A new carbon cycle model developed by researchers in Europe indicates that global carbon emissions must start dropping by no later than 2015 to prevent the planet from tipping into dangerous climate instability.
The finding is likely to put new pressure on the world’s top two carbon emitters — China and the US — both of which were widely blamed for failure to reach a binding global accord on carbon reductions in Copenhagen last December. Furthermore, the non-binding outcome of Copenhagen has global carbon emissions peaking in 2020 — five years too late, according to the latest model.
The model, developed by researchers at Germany’s Max Planck Institute for Meteorology, suggests the world’s annual carbon emissions can reach no more than 10 billion tonnes in five years’ time before they must be put on a steady downward path.
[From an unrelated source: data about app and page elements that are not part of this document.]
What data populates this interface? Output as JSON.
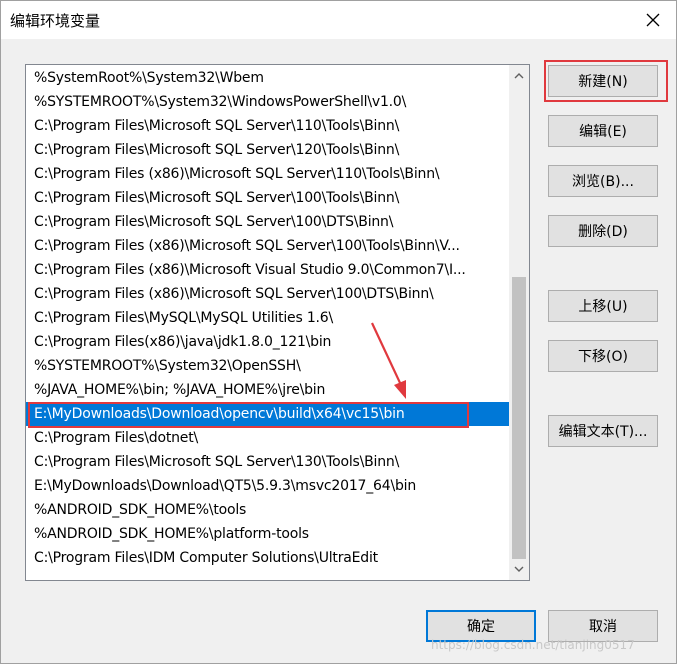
{
  "window": {
    "title": "编辑环境变量"
  },
  "path_list": [
    "%SystemRoot%\\System32\\Wbem",
    "%SYSTEMROOT%\\System32\\WindowsPowerShell\\v1.0\\",
    "C:\\Program Files\\Microsoft SQL Server\\110\\Tools\\Binn\\",
    "C:\\Program Files\\Microsoft SQL Server\\120\\Tools\\Binn\\",
    "C:\\Program Files (x86)\\Microsoft SQL Server\\110\\Tools\\Binn\\",
    "C:\\Program Files\\Microsoft SQL Server\\100\\Tools\\Binn\\",
    "C:\\Program Files\\Microsoft SQL Server\\100\\DTS\\Binn\\",
    "C:\\Program Files (x86)\\Microsoft SQL Server\\100\\Tools\\Binn\\V...",
    "C:\\Program Files (x86)\\Microsoft Visual Studio 9.0\\Common7\\I...",
    "C:\\Program Files (x86)\\Microsoft SQL Server\\100\\DTS\\Binn\\",
    "C:\\Program Files\\MySQL\\MySQL Utilities 1.6\\",
    "C:\\Program Files(x86)\\java\\jdk1.8.0_121\\bin",
    "%SYSTEMROOT%\\System32\\OpenSSH\\",
    "%JAVA_HOME%\\bin;  %JAVA_HOME%\\jre\\bin",
    "E:\\MyDownloads\\Download\\opencv\\build\\x64\\vc15\\bin",
    "C:\\Program Files\\dotnet\\",
    "C:\\Program Files\\Microsoft SQL Server\\130\\Tools\\Binn\\",
    "E:\\MyDownloads\\Download\\QT5\\5.9.3\\msvc2017_64\\bin",
    "%ANDROID_SDK_HOME%\\tools",
    "%ANDROID_SDK_HOME%\\platform-tools",
    "C:\\Program Files\\IDM Computer Solutions\\UltraEdit"
  ],
  "selected_index": 14,
  "buttons": {
    "new": "新建(N)",
    "edit": "编辑(E)",
    "browse": "浏览(B)...",
    "delete": "删除(D)",
    "move_up": "上移(U)",
    "move_down": "下移(O)",
    "edit_text": "编辑文本(T)...",
    "ok": "确定",
    "cancel": "取消"
  },
  "icons": {
    "close": "close-icon",
    "scroll_up": "chevron-up-icon",
    "scroll_down": "chevron-down-icon"
  },
  "colors": {
    "selection": "#0078d7",
    "annotation": "#e0393e"
  },
  "watermark": "https://blog.csdn.net/tianjing0517"
}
After that, the researchers say, emissions must drop by 56 per cent by mid-century and need to approach zero by 2100.
Those targets are necessary to prevent average global temperatures from rising by more than 2 degrees C by 2100. Under that scenario, though, further warming can still be expected for years to come afterward.
“It will take centuries for the global climate system to stabilise,” says Erich Roeckner, a researcher at the Max Planck Institute.
The new model is the first to pinpoint the extent to which global carbon emissions must be cut to prevent dangerous climate change. Since the beginning of the Industrial Revolution, atmospheric concentrations of carbon dioxide have risen by 35 per cent, to around 390 parts per million today. Stabilising the climate will require concentrations to climb to no higher than 450 parts per million.
“What’s new about this research is that we have integrated the carbon cycle into our model to obtain the emissions data,” Roeckner says.